1 Answer | Add Yours
Four important aspects of Flannery O’Connor’s life influenced all of her writing: her father’s death from lupus; her suffering from lupus as well; growing up in the south; and her Catholic upbringing. Her stories are entrenched in religion and divinity.
In “A Good Man Is Hard to Find,” her main character in a moment of crisis wakes up to her faith. The grandmother’s hypocrisy becomes evident when the reader discovers that she has hidden her cat to take on the trip despite the wishes of her son.
When she discusses recognizing a good man with Red Sammy Butts, the grandmother does not recognize that she lies and tricks her son. She continually lies and manipulates her family. The grandmother does not understand that she should be included in the quotation by Red Sammy Butt’s wife comments:
It isn’t a soul in this green world of God’s that you can trust,” she said. “And I don’t count nobody out of that, not nobody,” she repeated, looking at Red Sammy.
Still, the grandmother does not affiliate herself with those that cannot be trusted.
In the story, the grandmother really does not mention religion until she faces the Misfit. When The Misfit and his companions stop because of the accident, the grandmother foolishly tells The Misfit that she recognizes him. This fatal error causes the death of the entire family.
What are the religious aspects of the story?
Prayer—The grandmother introduces the idea of prayer to The Misfit. Hoping to stay alive, she tries to appeal to his religious beliefs. The Misfit doubts the importance of prayer since he really does not believe in Jesus. She brings up prayer is to induce The Misfit to spare her life. She does not understand that this becomes a sore point for The Misfit who has probably spent more time contemplating God and religion than she has.
If you would pray," the old lady said, "Jesus would help you."
"That's right," The Misfit said.
"Well then, why don't you pray?" she asked trembling with delight suddenly.
"I don't want no hep," he said. "I'm doing all right by myself."
The Misfit’s background---The Misfit’s father was a member of a Baptist church. He also has been a gospel singer. His father told him that he was different from his siblings: He indicated that The Misfit would get into mischief in his life. The Misfit has spent time contemplating his religious beliefs and has come to doubt Jesus. He uses this doubt to determine that there is no right and wrong in the world and no point to life.
When he commits his terrible deeds, he feels no responsibility for his actions.
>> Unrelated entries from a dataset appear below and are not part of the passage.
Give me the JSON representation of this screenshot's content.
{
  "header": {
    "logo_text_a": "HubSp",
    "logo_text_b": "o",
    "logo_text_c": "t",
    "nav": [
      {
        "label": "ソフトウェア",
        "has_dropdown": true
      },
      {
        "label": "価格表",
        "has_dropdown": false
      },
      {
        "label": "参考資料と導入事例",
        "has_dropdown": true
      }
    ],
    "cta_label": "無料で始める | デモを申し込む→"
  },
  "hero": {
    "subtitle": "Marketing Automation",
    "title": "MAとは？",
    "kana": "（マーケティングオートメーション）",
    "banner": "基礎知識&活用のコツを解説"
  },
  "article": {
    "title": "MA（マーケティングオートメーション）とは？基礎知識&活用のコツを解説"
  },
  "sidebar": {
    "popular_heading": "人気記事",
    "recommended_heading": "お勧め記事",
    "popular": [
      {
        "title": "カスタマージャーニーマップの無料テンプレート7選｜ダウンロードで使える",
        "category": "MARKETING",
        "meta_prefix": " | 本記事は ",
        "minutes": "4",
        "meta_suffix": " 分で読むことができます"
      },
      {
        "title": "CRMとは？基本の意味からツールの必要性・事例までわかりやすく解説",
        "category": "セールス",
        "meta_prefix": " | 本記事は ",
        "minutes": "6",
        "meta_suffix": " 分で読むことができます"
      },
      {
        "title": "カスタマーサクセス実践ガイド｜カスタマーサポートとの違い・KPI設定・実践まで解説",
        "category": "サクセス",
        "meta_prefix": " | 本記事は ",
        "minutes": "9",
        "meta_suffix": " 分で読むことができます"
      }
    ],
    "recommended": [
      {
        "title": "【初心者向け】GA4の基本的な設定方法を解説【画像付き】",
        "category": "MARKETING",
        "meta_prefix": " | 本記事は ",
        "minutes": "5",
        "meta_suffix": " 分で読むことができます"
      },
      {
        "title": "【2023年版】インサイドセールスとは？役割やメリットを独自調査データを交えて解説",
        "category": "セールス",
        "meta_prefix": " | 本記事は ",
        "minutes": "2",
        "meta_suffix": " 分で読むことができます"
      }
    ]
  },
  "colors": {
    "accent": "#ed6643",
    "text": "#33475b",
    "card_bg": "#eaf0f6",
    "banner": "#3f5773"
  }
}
He has lost his conscience. Despite him saying that he does not want any help, there are times that The Misfit seems unhappy with his life and would like to stop his meanness.
Grace—What is “grace”? Grace is God favoring a person with his love and forgiveness. No one deserves Grace. God gives his unmeritied favor even if a person does not deserve it.
The grandmother receives “a moment of grace” right before The Misfit kills her. Finally she understands what is going to happen. She calls The Misfit one of her children. At the moment of grace, the grandmother recognizes him as another human being capable of being saved by God.
After murdering the grandmother, the implication achieved is that the criminal receives his moment of Grace when he shows a bit of regret about the murder: It’s no real pleasure.
Join to answer this question
Join a community of thousands of dedicated teachers and students.Join eNotes